----- DATA SHOWN -----
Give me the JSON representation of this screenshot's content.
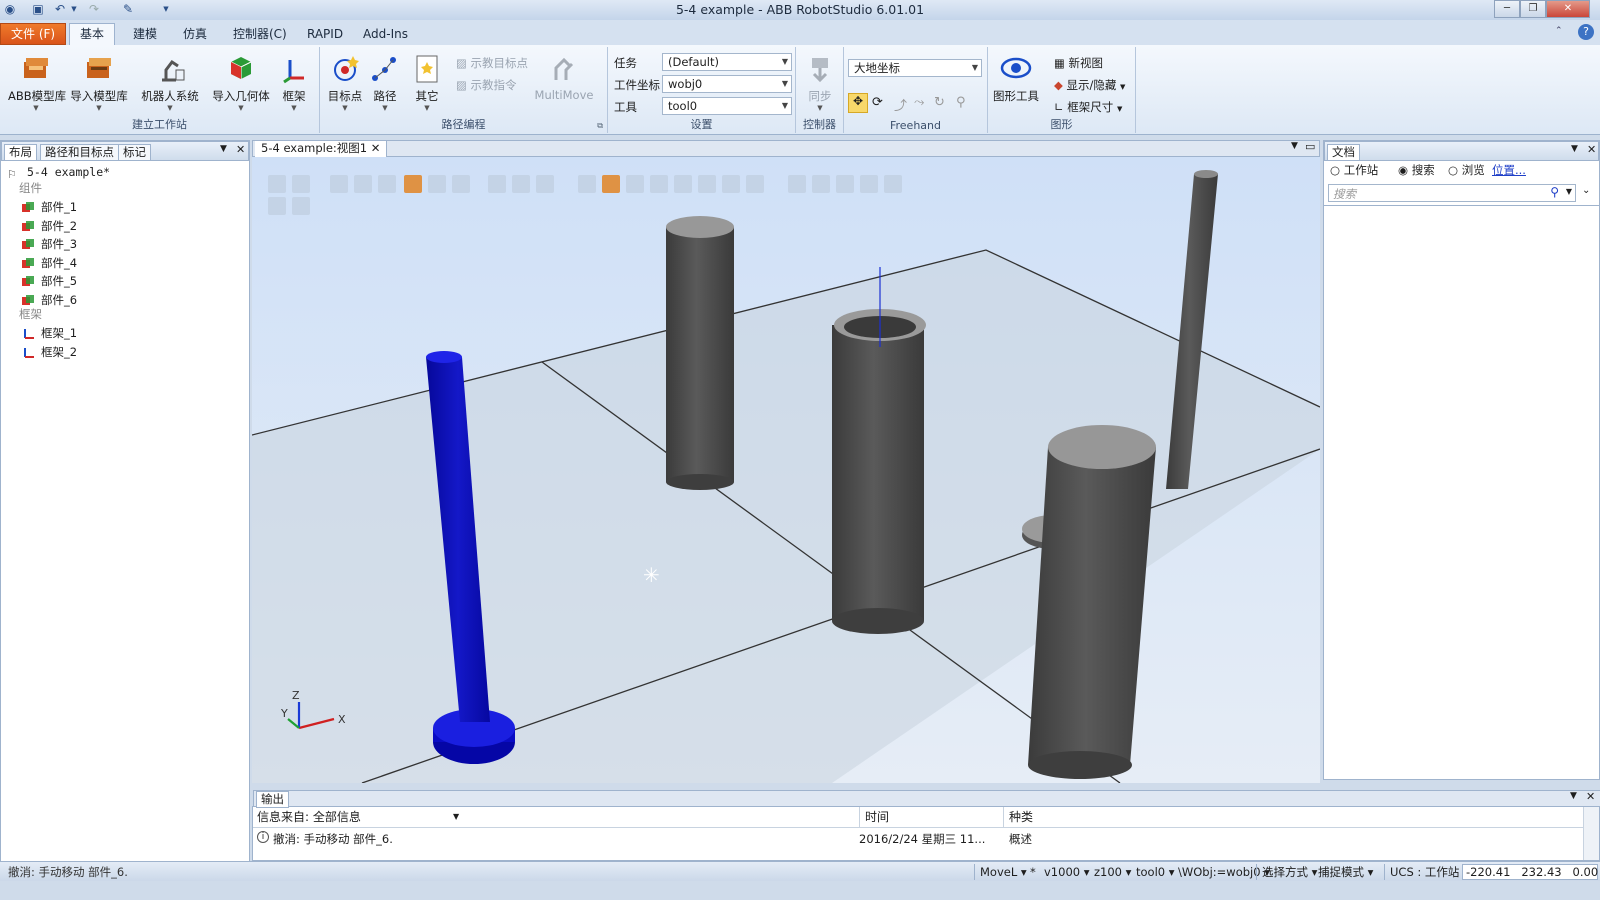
{
  "window": {
    "title": "5-4 example - ABB RobotStudio 6.01.01"
  },
  "tabs": [
    {
      "label": "文件 (F)"
    },
    {
      "label": "基本"
    },
    {
      "label": "建模"
    },
    {
      "label": "仿真"
    },
    {
      "label": "控制器(C)"
    },
    {
      "label": "RAPID"
    },
    {
      "label": "Add-Ins"
    }
  ],
  "ribbon": {
    "group_station": {
      "label": "建立工作站",
      "buttons": [
        {
          "label": "ABB模型库"
        },
        {
          "label": "导入模型库"
        },
        {
          "label": "机器人系统"
        },
        {
          "label": "导入几何体"
        },
        {
          "label": "框架"
        }
      ]
    },
    "group_path": {
      "label": "路径编程",
      "buttons": [
        {
          "label": "目标点"
        },
        {
          "label": "路径"
        },
        {
          "label": "其它"
        }
      ],
      "teach_target": "示教目标点",
      "teach_instruction": "示教指令",
      "multimove": "MultiMove"
    },
    "group_settings": {
      "label": "设置",
      "task_label": "任务",
      "task_value": "(Default)",
      "wobj_label": "工件坐标",
      "wobj_value": "wobj0",
      "tool_label": "工具",
      "tool_value": "tool0"
    },
    "group_controller": {
      "label": "控制器",
      "sync": "同步"
    },
    "group_freehand": {
      "label": "Freehand",
      "frame_value": "大地坐标"
    },
    "group_graphics": {
      "label": "图形",
      "tools": "图形工具",
      "new_view": "新视图",
      "show_hide": "显示/隐藏",
      "frame_size": "框架尺寸"
    }
  },
  "left_panel": {
    "tabs": [
      "布局",
      "路径和目标点",
      "标记"
    ],
    "station": "5-4 example*",
    "components_label": "组件",
    "components": [
      "部件_1",
      "部件_2",
      "部件_3",
      "部件_4",
      "部件_5",
      "部件_6"
    ],
    "frames_label": "框架",
    "frames": [
      "框架_1",
      "框架_2"
    ]
  },
  "view": {
    "tab_label": "5-4 example:视图1",
    "axis_x": "X",
    "axis_y": "Y",
    "axis_z": "Z"
  },
  "doc_panel": {
    "title": "文档",
    "radio_station": "工作站",
    "radio_search": "搜索",
    "radio_browse": "浏览",
    "location_link": "位置...",
    "search_placeholder": "搜索"
  },
  "output": {
    "title": "输出",
    "col_source": "信息来自: 全部信息",
    "col_time": "时间",
    "col_type": "种类",
    "rows": [
      {
        "message": "撤消: 手动移动 部件_6.",
        "time": "2016/2/24 星期三 11...",
        "type": "概述"
      }
    ]
  },
  "statusbar": {
    "left": "撤消: 手动移动 部件_6.",
    "movel": "MoveL",
    "star": "*",
    "speed": "v1000",
    "zone": "z100",
    "tool": "tool0",
    "wobj": "\\WObj:=wobj0",
    "select_mode": "选择方式",
    "snap_mode": "捕捉模式",
    "ucs": "UCS : 工作站",
    "coords": "-220.41   232.43   0.00"
  },
  "colors": {
    "accent": "#e8662a",
    "blue_part": "#0a10c0",
    "cylinder_dark": "#4a4a4a"
  }
}
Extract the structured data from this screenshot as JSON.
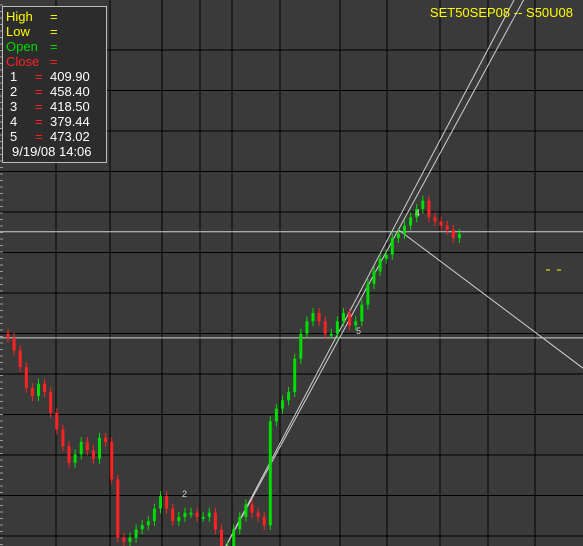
{
  "title": "SET50SEP08  --  S50U08",
  "colors": {
    "background": "#3a3a3a",
    "grid": "#000000",
    "up": "#00dd00",
    "down": "#ff2222",
    "title": "#ffff00"
  },
  "info": {
    "high_label": "High",
    "low_label": "Low",
    "open_label": "Open",
    "close_label": "Close",
    "eq": "=",
    "points": [
      {
        "label": "1",
        "value": "409.90"
      },
      {
        "label": "2",
        "value": "458.40"
      },
      {
        "label": "3",
        "value": "418.50"
      },
      {
        "label": "4",
        "value": "379.44"
      },
      {
        "label": "5",
        "value": "473.02"
      }
    ],
    "datetime": "9/19/08  14:06"
  },
  "chart_data": {
    "type": "candlestick",
    "price_range": [
      360,
      490
    ],
    "candles_close": [
      410,
      407,
      403,
      398,
      396,
      399,
      397,
      392,
      388,
      384,
      380,
      382,
      385,
      383,
      381,
      386,
      385,
      376,
      362,
      361,
      362,
      364,
      365,
      366,
      369,
      372,
      369,
      366,
      367,
      368,
      368,
      367,
      367,
      368,
      364,
      359,
      360,
      364,
      367,
      370,
      368,
      367,
      365,
      390,
      393,
      395,
      397,
      405,
      411,
      414,
      416,
      414,
      411,
      411,
      414,
      416,
      413,
      414,
      418,
      423,
      426,
      429,
      430,
      434,
      435,
      437,
      439,
      441,
      443,
      439,
      438,
      437,
      436,
      434,
      435
    ],
    "markers": [
      {
        "label": "2",
        "index": 35
      },
      {
        "label": "4",
        "index": 64
      },
      {
        "label": "5",
        "index": 53
      }
    ]
  }
}
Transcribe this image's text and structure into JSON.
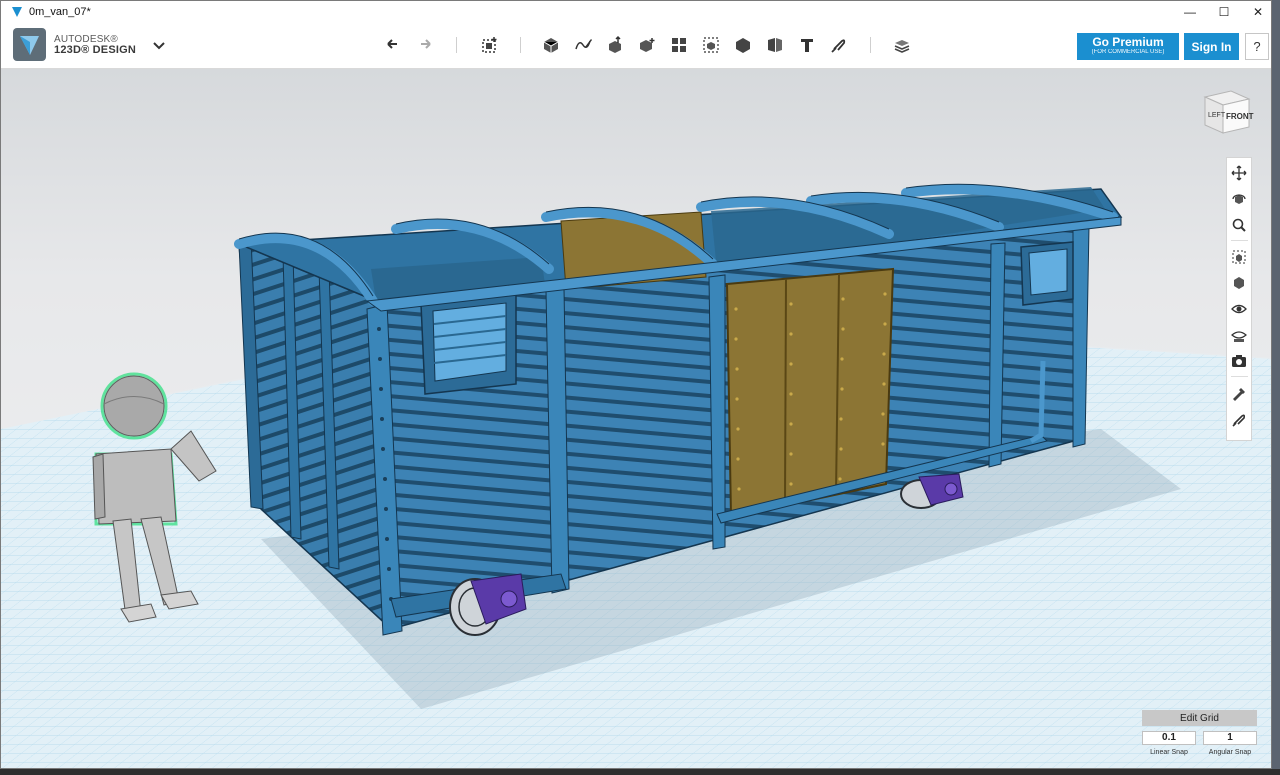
{
  "window": {
    "title": "0m_van_07*"
  },
  "brand": {
    "line1": "AUTODESK®",
    "line2": "123D® DESIGN"
  },
  "toolbar": {
    "tools": [
      {
        "name": "undo-icon"
      },
      {
        "name": "redo-icon"
      },
      {
        "name": "transform-icon"
      },
      {
        "name": "primitives-icon"
      },
      {
        "name": "sketch-icon"
      },
      {
        "name": "construct-icon"
      },
      {
        "name": "modify-icon"
      },
      {
        "name": "pattern-icon"
      },
      {
        "name": "grouping-icon"
      },
      {
        "name": "combine-icon"
      },
      {
        "name": "measure-icon"
      },
      {
        "name": "text-icon"
      },
      {
        "name": "snap-icon"
      },
      {
        "name": "material-icon"
      }
    ],
    "premium_label": "Go Premium",
    "premium_sub": "(FOR COMMERCIAL USE)",
    "signin_label": "Sign In",
    "help_label": "?"
  },
  "viewcube": {
    "left_label": "LEFT",
    "front_label": "FRONT"
  },
  "nav_panel": {
    "items": [
      "pan-icon",
      "orbit-icon",
      "zoom-icon",
      "fit-icon",
      "view-mode-icon",
      "visibility-icon",
      "materials-view-icon",
      "screenshot-icon",
      "edit-grid-icon",
      "snap-toggle-icon"
    ]
  },
  "edit_grid": {
    "title": "Edit Grid",
    "linear_value": "0.1",
    "angular_value": "1",
    "linear_label": "Linear Snap",
    "angular_label": "Angular Snap"
  },
  "colors": {
    "accent": "#1b8fd0",
    "body_blue": "#3f87b9",
    "door_brown": "#8b7232",
    "grid": "#9fd0e8",
    "wheel_purple": "#5a3aa8"
  }
}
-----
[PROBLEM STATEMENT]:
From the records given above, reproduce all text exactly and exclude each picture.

[TASK OUTPUT]:
Give me the JSON representation of this screenshot's content.
{
  "window": {
    "title": "5-4 example - ABB RobotStudio 6.01.01"
  },
  "tabs": [
    {
      "label": "文件 (F)"
    },
    {
      "label": "基本"
    },
    {
      "label": "建模"
    },
    {
      "label": "仿真"
    },
    {
      "label": "控制器(C)"
    },
    {
      "label": "RAPID"
    },
    {
      "label": "Add-Ins"
    }
  ],
  "ribbon": {
    "group_station": {
      "label": "建立工作站",
      "buttons": [
        {
          "label": "ABB模型库"
        },
        {
          "label": "导入模型库"
        },
        {
          "label": "机器人系统"
        },
        {
          "label": "导入几何体"
        },
        {
          "label": "框架"
        }
      ]
    },
    "group_path": {
      "label": "路径编程",
      "buttons": [
        {
          "label": "目标点"
        },
        {
          "label": "路径"
        },
        {
          "label": "其它"
        }
      ],
      "teach_target": "示教目标点",
      "teach_instruction": "示教指令",
      "multimove": "MultiMove"
    },
    "group_settings": {
      "label": "设置",
      "task_label": "任务",
      "task_value": "(Default)",
      "wobj_label": "工件坐标",
      "wobj_value": "wobj0",
      "tool_label": "工具",
      "tool_value": "tool0"
    },
    "group_controller": {
      "label": "控制器",
      "sync": "同步"
    },
    "group_freehand": {
      "label": "Freehand",
      "frame_value": "大地坐标"
    },
    "group_graphics": {
      "label": "图形",
      "tools": "图形工具",
      "new_view": "新视图",
      "show_hide": "显示/隐藏",
      "frame_size": "框架尺寸"
    }
  },
  "left_panel": {
    "tabs": [
      "布局",
      "路径和目标点",
      "标记"
    ],
    "station": "5-4 example*",
    "components_label": "组件",
    "components": [
      "部件_1",
      "部件_2",
      "部件_3",
      "部件_4",
      "部件_5",
      "部件_6"
    ],
    "frames_label": "框架",
    "frames": [
      "框架_1",
      "框架_2"
    ]
  },
  "view": {
    "tab_label": "5-4 example:视图1",
    "axis_x": "X",
    "axis_y": "Y",
    "axis_z": "Z"
  },
  "doc_panel": {
    "title": "文档",
    "radio_station": "工作站",
    "radio_search": "搜索",
    "radio_browse": "浏览",
    "location_link": "位置...",
    "search_placeholder": "搜索"
  },
  "output": {
    "title": "输出",
    "col_source": "信息来自: 全部信息",
    "col_time": "时间",
    "col_type": "种类",
    "rows": [
      {
        "message": "撤消: 手动移动 部件_6.",
        "time": "2016/2/24 星期三 11...",
        "type": "概述"
      }
    ]
  },
  "statusbar": {
    "left": "撤消: 手动移动 部件_6.",
    "movel": "MoveL",
    "star": "*",
    "speed": "v1000",
    "zone": "z100",
    "tool": "tool0",
    "wobj": "\\WObj:=wobj0",
    "select_mode": "选择方式",
    "snap_mode": "捕捉模式",
    "ucs": "UCS : 工作站",
    "coords": "-220.41   232.43   0.00"
  },
  "colors": {
    "accent": "#e8662a",
    "blue_part": "#0a10c0",
    "cylinder_dark": "#4a4a4a"
  }
}
Extract the structured data from this screenshot as JSON.
{
  "title": "SET50SEP08  --  S50U08",
  "colors": {
    "background": "#3a3a3a",
    "grid": "#000000",
    "up": "#00dd00",
    "down": "#ff2222",
    "title": "#ffff00"
  },
  "info": {
    "high_label": "High",
    "low_label": "Low",
    "open_label": "Open",
    "close_label": "Close",
    "eq": "=",
    "points": [
      {
        "label": "1",
        "value": "409.90"
      },
      {
        "label": "2",
        "value": "458.40"
      },
      {
        "label": "3",
        "value": "418.50"
      },
      {
        "label": "4",
        "value": "379.44"
      },
      {
        "label": "5",
        "value": "473.02"
      }
    ],
    "datetime": "9/19/08  14:06"
  },
  "chart_data": {
    "type": "candlestick",
    "price_range": [
      360,
      490
    ],
    "candles_close": [
      410,
      407,
      403,
      398,
      396,
      399,
      397,
      392,
      388,
      384,
      380,
      382,
      385,
      383,
      381,
      386,
      385,
      376,
      362,
      361,
      362,
      364,
      365,
      366,
      369,
      372,
      369,
      366,
      367,
      368,
      368,
      367,
      367,
      368,
      364,
      359,
      360,
      364,
      367,
      370,
      368,
      367,
      365,
      390,
      393,
      395,
      397,
      405,
      411,
      414,
      416,
      414,
      411,
      411,
      414,
      416,
      413,
      414,
      418,
      423,
      426,
      429,
      430,
      434,
      435,
      437,
      439,
      441,
      443,
      439,
      438,
      437,
      436,
      434,
      435
    ],
    "markers": [
      {
        "label": "2",
        "index": 35
      },
      {
        "label": "4",
        "index": 64
      },
      {
        "label": "5",
        "index": 53
      }
    ]
  }
}
Transcribe this image's text and structure into JSON.
{
  "window": {
    "title": "0m_van_07*"
  },
  "brand": {
    "line1": "AUTODESK®",
    "line2": "123D® DESIGN"
  },
  "toolbar": {
    "tools": [
      {
        "name": "undo-icon"
      },
      {
        "name": "redo-icon"
      },
      {
        "name": "transform-icon"
      },
      {
        "name": "primitives-icon"
      },
      {
        "name": "sketch-icon"
      },
      {
        "name": "construct-icon"
      },
      {
        "name": "modify-icon"
      },
      {
        "name": "pattern-icon"
      },
      {
        "name": "grouping-icon"
      },
      {
        "name": "combine-icon"
      },
      {
        "name": "measure-icon"
      },
      {
        "name": "text-icon"
      },
      {
        "name": "snap-icon"
      },
      {
        "name": "material-icon"
      }
    ],
    "premium_label": "Go Premium",
    "premium_sub": "(FOR COMMERCIAL USE)",
    "signin_label": "Sign In",
    "help_label": "?"
  },
  "viewcube": {
    "left_label": "LEFT",
    "front_label": "FRONT"
  },
  "nav_panel": {
    "items": [
      "pan-icon",
      "orbit-icon",
      "zoom-icon",
      "fit-icon",
      "view-mode-icon",
      "visibility-icon",
      "materials-view-icon",
      "screenshot-icon",
      "edit-grid-icon",
      "snap-toggle-icon"
    ]
  },
  "edit_grid": {
    "title": "Edit Grid",
    "linear_value": "0.1",
    "angular_value": "1",
    "linear_label": "Linear Snap",
    "angular_label": "Angular Snap"
  },
  "colors": {
    "accent": "#1b8fd0",
    "body_blue": "#3f87b9",
    "door_brown": "#8b7232",
    "grid": "#9fd0e8",
    "wheel_purple": "#5a3aa8"
  }
}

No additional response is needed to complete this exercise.